__AIM OF THE TASK__. The data must be returned exactly. No line may be left out.

*** INFORMATION SHOWN Section Begins ***

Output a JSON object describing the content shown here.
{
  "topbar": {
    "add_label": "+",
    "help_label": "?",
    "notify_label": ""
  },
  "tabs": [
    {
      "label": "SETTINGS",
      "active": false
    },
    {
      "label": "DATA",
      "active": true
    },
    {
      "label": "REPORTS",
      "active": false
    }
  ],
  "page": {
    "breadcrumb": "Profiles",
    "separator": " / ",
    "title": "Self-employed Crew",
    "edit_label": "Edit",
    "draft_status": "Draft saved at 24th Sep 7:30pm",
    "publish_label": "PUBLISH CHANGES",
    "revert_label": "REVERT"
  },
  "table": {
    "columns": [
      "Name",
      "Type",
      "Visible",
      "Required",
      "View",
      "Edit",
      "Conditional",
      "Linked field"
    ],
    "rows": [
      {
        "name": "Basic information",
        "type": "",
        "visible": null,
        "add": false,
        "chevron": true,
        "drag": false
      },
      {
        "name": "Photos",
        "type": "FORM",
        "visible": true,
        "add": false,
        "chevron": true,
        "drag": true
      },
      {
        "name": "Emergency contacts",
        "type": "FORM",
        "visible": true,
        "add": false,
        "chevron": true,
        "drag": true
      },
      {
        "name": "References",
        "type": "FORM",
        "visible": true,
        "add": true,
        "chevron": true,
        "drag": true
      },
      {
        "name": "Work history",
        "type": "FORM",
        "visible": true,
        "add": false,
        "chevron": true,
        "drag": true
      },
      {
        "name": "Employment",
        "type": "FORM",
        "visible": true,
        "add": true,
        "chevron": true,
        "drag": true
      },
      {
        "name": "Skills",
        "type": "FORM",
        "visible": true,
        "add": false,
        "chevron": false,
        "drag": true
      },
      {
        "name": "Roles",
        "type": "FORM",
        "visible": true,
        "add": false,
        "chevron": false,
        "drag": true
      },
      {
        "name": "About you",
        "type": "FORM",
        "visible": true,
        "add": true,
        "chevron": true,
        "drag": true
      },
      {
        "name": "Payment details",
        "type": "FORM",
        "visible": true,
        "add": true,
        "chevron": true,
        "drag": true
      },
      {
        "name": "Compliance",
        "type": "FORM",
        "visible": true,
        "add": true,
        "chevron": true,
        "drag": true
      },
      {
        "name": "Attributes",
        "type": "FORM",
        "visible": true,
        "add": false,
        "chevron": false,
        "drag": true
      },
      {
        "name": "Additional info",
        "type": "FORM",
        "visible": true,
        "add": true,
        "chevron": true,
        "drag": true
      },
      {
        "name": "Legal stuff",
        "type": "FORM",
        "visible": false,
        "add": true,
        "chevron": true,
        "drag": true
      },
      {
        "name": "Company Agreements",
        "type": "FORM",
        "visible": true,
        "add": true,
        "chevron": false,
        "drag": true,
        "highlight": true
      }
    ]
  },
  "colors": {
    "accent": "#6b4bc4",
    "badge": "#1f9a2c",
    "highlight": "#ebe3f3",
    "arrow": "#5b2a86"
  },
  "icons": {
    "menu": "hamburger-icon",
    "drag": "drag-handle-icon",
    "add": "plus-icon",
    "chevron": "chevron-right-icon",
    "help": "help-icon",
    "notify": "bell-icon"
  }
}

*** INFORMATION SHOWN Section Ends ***

__TASK SOLUTION__.
Output a JSON object describing the content shown here.
{
  "topbar": {
    "add_label": "+",
    "help_label": "?",
    "notify_label": ""
  },
  "tabs": [
    {
      "label": "SETTINGS",
      "active": false
    },
    {
      "label": "DATA",
      "active": true
    },
    {
      "label": "REPORTS",
      "active": false
    }
  ],
  "page": {
    "breadcrumb": "Profiles",
    "separator": " / ",
    "title": "Self-employed Crew",
    "edit_label": "Edit",
    "draft_status": "Draft saved at 24th Sep 7:30pm",
    "publish_label": "PUBLISH CHANGES",
    "revert_label": "REVERT"
  },
  "table": {
    "columns": [
      "Name",
      "Type",
      "Visible",
      "Required",
      "View",
      "Edit",
      "Conditional",
      "Linked field"
    ],
    "rows": [
      {
        "name": "Basic information",
        "type": "",
        "visible": null,
        "add": false,
        "chevron": true,
        "drag": false
      },
      {
        "name": "Photos",
        "type": "FORM",
        "visible": true,
        "add": false,
        "chevron": true,
        "drag": true
      },
      {
        "name": "Emergency contacts",
        "type": "FORM",
        "visible": true,
        "add": false,
        "chevron": true,
        "drag": true
      },
      {
        "name": "References",
        "type": "FORM",
        "visible": true,
        "add": true,
        "chevron": true,
        "drag": true
      },
      {
        "name": "Work history",
        "type": "FORM",
        "visible": true,
        "add": false,
        "chevron": true,
        "drag": true
      },
      {
        "name": "Employment",
        "type": "FORM",
        "visible": true,
        "add": true,
        "chevron": true,
        "drag": true
      },
      {
        "name": "Skills",
        "type": "FORM",
        "visible": true,
        "add": false,
        "chevron": false,
        "drag": true
      },
      {
        "name": "Roles",
        "type": "FORM",
        "visible": true,
        "add": false,
        "chevron": false,
        "drag": true
      },
      {
        "name": "About you",
        "type": "FORM",
        "visible": true,
        "add": true,
        "chevron": true,
        "drag": true
      },
      {
        "name": "Payment details",
        "type": "FORM",
        "visible": true,
        "add": true,
        "chevron": true,
        "drag": true
      },
      {
        "name": "Compliance",
        "type": "FORM",
        "visible": true,
        "add": true,
        "chevron": true,
        "drag": true
      },
      {
        "name": "Attributes",
        "type": "FORM",
        "visible": true,
        "add": false,
        "chevron": false,
        "drag": true
      },
      {
        "name": "Additional info",
        "type": "FORM",
        "visible": true,
        "add": true,
        "chevron": true,
        "drag": true
      },
      {
        "name": "Legal stuff",
        "type": "FORM",
        "visible": false,
        "add": true,
        "chevron": true,
        "drag": true
      },
      {
        "name": "Company Agreements",
        "type": "FORM",
        "visible": true,
        "add": true,
        "chevron": false,
        "drag": true,
        "highlight": true
      }
    ]
  },
  "colors": {
    "accent": "#6b4bc4",
    "badge": "#1f9a2c",
    "highlight": "#ebe3f3",
    "arrow": "#5b2a86"
  },
  "icons": {
    "menu": "hamburger-icon",
    "drag": "drag-handle-icon",
    "add": "plus-icon",
    "chevron": "chevron-right-icon",
    "help": "help-icon",
    "notify": "bell-icon"
  }
}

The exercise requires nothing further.